When it comes to answering that question, one common factor is how many fast carbs you’re consuming. These are the carbohydrates that have been processed—yes, that includes sugar—but it also means starches like refined flours and other processed grains. Whole wheat bread is indeed a fast carb.
This week on The Doctor’s Farmacy I sat down with Dr. David Kessler to break down the differences between fast and slow carbs, how they affect our health, how our diet became so inundated with fast carbs and what we can do to regain metabolic strength.
To put it simply, we’re in metabolic chaos. People didn’t use to be so overweight—just watch some old footage of Woodstock or other large past events and see how many obese people you can pick out. That’s because the food industry and our government policies have altered the composition of our diets in favor of highly processed sugar and starch. It’s a recipe for weight gain and all the consequences that come with it, like type 2 diabetes.

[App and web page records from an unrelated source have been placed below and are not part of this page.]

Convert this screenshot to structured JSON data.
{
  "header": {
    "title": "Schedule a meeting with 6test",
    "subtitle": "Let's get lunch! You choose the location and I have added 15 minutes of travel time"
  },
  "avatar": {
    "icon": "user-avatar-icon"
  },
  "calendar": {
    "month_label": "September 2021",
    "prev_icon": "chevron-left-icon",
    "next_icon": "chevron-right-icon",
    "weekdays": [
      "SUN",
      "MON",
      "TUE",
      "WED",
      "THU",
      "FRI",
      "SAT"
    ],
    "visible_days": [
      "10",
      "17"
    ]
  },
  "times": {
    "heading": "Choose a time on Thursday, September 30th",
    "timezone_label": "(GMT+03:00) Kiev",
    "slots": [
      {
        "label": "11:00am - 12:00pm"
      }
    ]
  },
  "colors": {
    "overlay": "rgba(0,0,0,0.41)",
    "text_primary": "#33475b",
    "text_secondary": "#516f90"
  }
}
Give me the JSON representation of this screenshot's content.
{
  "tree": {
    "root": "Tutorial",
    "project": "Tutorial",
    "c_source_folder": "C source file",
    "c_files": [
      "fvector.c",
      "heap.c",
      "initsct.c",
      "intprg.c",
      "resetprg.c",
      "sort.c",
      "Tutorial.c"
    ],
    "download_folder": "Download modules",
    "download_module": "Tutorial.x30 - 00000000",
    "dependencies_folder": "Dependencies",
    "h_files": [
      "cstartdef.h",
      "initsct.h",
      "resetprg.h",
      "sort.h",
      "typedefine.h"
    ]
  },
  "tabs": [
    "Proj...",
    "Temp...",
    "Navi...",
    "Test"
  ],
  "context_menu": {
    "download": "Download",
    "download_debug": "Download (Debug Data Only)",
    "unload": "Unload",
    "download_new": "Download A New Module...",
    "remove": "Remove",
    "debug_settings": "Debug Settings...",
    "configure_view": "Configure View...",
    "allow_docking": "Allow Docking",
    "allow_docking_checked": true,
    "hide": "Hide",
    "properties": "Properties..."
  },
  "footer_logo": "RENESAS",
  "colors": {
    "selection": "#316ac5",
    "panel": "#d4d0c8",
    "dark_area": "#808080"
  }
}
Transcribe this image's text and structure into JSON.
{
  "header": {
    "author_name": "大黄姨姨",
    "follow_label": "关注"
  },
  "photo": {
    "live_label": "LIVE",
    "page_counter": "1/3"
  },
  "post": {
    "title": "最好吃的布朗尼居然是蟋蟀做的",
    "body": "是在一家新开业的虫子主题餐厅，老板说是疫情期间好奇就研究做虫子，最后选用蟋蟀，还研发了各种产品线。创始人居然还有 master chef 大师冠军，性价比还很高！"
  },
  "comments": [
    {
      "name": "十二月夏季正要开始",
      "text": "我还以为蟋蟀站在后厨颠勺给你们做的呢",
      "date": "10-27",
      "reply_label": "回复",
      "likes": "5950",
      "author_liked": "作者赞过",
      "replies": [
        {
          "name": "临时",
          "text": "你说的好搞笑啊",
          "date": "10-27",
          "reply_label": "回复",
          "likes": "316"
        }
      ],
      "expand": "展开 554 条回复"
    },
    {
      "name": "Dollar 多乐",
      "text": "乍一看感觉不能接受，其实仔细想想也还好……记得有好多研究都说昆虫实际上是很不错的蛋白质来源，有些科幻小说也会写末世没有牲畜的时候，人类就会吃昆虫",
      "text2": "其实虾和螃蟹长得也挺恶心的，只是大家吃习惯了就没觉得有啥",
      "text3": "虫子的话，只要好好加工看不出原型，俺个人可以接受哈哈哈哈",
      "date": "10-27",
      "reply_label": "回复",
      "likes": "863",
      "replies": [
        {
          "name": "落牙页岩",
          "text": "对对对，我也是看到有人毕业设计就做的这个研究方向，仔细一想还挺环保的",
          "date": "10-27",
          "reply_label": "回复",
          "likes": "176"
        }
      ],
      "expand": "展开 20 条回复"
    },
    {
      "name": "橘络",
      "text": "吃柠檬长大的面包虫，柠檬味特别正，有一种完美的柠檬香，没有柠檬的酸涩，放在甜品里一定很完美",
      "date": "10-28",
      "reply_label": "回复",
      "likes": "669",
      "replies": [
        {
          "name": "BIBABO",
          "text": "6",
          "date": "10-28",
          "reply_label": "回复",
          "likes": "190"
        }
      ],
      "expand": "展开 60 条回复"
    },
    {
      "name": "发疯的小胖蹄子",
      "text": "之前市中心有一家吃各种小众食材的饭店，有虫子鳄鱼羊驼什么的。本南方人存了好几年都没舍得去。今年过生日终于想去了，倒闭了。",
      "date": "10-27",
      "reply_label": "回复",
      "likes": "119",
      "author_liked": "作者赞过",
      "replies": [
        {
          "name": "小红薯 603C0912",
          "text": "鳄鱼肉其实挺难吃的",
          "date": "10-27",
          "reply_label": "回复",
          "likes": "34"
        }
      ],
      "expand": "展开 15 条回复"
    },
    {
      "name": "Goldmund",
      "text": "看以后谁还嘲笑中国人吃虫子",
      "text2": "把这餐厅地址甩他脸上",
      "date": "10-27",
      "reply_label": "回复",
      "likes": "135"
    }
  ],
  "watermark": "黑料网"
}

In our conversation, Dr. Kessler shares his inside experience working for the FDA, revealing the impact of Big Food on food labeling and public health. We’re currently only given total carbohydrates on a nutrition label. We talk about why this is such an outdated approach to sharing nutritional information with consumers and how to make better choices.
The best choice for good health, and the simplest, probably won’t surprise you: eating real food in its natural form. Carbohydrates from things like vegetables, legumes, and whole grains that are actually intact (think quinoa, not quinoa flour) are more slowly absorbed and they don’t spike blood sugar and insulin the way fast carbs do. These slow carbs are the ones that can consciously be included in our diets.
Food should be palatable, it should taste good. But various combinations of sugar, fat, starch, and salt have been created by food scientists to hijack our brain and metabolic circuits through hyper-palatability. Our bodies have an extremely hard time putting down a cookie that’s been engineered to be addictive. Dr. Kessler and I talk about this and so much more on this week’s episode.
I hope you’ll tune in to gain a better understanding of how to healthfully include carbs in your diet and what to avoid for dramatic improvements.
Dr. David Kessler’s new book is, Fast Carbs, Slow Carbs: The Simple Truth About Food, Weight, and Disease.